Your instructions
Going line by line through the listing, how many lines hold "product"? State nothing but the number.

>>>>

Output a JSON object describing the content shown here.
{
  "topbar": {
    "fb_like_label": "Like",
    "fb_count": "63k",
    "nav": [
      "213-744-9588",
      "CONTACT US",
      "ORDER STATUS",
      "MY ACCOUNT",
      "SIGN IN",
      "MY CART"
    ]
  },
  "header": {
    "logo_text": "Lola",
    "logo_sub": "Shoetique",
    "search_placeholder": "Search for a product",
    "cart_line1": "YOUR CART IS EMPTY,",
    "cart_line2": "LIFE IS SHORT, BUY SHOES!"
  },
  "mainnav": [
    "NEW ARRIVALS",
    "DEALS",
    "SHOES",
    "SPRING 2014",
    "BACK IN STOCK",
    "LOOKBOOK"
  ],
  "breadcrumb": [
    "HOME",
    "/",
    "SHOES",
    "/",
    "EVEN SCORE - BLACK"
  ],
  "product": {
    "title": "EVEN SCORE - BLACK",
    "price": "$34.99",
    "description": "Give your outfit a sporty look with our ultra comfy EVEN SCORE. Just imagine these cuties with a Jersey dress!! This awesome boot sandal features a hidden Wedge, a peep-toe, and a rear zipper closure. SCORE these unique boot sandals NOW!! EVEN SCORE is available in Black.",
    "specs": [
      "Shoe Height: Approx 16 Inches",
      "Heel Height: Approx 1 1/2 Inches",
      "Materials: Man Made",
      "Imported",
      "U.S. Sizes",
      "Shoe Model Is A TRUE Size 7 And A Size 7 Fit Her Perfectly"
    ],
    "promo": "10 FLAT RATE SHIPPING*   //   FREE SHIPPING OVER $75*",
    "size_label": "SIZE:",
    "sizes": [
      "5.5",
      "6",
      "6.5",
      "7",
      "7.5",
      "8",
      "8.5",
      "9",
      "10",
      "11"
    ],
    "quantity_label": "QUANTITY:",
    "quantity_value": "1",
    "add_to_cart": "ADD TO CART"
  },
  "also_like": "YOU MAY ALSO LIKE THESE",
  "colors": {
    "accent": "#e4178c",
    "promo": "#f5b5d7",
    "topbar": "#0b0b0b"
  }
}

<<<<

Solution for this problem
2